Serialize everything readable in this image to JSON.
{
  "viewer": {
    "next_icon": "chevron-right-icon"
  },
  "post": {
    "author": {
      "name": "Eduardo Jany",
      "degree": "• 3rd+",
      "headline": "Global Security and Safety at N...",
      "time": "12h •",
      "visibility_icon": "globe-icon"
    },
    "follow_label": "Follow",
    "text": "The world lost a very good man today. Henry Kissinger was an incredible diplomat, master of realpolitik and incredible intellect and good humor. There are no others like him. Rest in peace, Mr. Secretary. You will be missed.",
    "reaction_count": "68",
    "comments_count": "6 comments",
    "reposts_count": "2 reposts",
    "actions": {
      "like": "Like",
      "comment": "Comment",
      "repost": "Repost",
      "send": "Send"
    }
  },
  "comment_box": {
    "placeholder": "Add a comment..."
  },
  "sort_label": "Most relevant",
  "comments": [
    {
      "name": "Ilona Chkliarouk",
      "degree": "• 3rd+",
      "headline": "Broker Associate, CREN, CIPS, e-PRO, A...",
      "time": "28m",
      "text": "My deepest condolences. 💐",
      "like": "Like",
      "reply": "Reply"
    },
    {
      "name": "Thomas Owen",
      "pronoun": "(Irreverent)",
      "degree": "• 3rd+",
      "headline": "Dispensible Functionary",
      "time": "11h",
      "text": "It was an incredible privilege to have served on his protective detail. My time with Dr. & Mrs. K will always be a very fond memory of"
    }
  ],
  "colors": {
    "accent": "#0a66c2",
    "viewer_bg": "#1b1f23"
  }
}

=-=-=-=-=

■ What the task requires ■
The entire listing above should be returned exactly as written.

■ Response for this exercise ■
Serialize everything readable in this image to JSON.
{
  "viewer": {
    "next_icon": "chevron-right-icon"
  },
  "post": {
    "author": {
      "name": "Eduardo Jany",
      "degree": "• 3rd+",
      "headline": "Global Security and Safety at N...",
      "time": "12h •",
      "visibility_icon": "globe-icon"
    },
    "follow_label": "Follow",
    "text": "The world lost a very good man today. Henry Kissinger was an incredible diplomat, master of realpolitik and incredible intellect and good humor. There are no others like him. Rest in peace, Mr. Secretary. You will be missed.",
    "reaction_count": "68",
    "comments_count": "6 comments",
    "reposts_count": "2 reposts",
    "actions": {
      "like": "Like",
      "comment": "Comment",
      "repost": "Repost",
      "send": "Send"
    }
  },
  "comment_box": {
    "placeholder": "Add a comment..."
  },
  "sort_label": "Most relevant",
  "comments": [
    {
      "name": "Ilona Chkliarouk",
      "degree": "• 3rd+",
      "headline": "Broker Associate, CREN, CIPS, e-PRO, A...",
      "time": "28m",
      "text": "My deepest condolences. 💐",
      "like": "Like",
      "reply": "Reply"
    },
    {
      "name": "Thomas Owen",
      "pronoun": "(Irreverent)",
      "degree": "• 3rd+",
      "headline": "Dispensible Functionary",
      "time": "11h",
      "text": "It was an incredible privilege to have served on his protective detail. My time with Dr. & Mrs. K will always be a very fond memory of"
    }
  ],
  "colors": {
    "accent": "#0a66c2",
    "viewer_bg": "#1b1f23"
  }
}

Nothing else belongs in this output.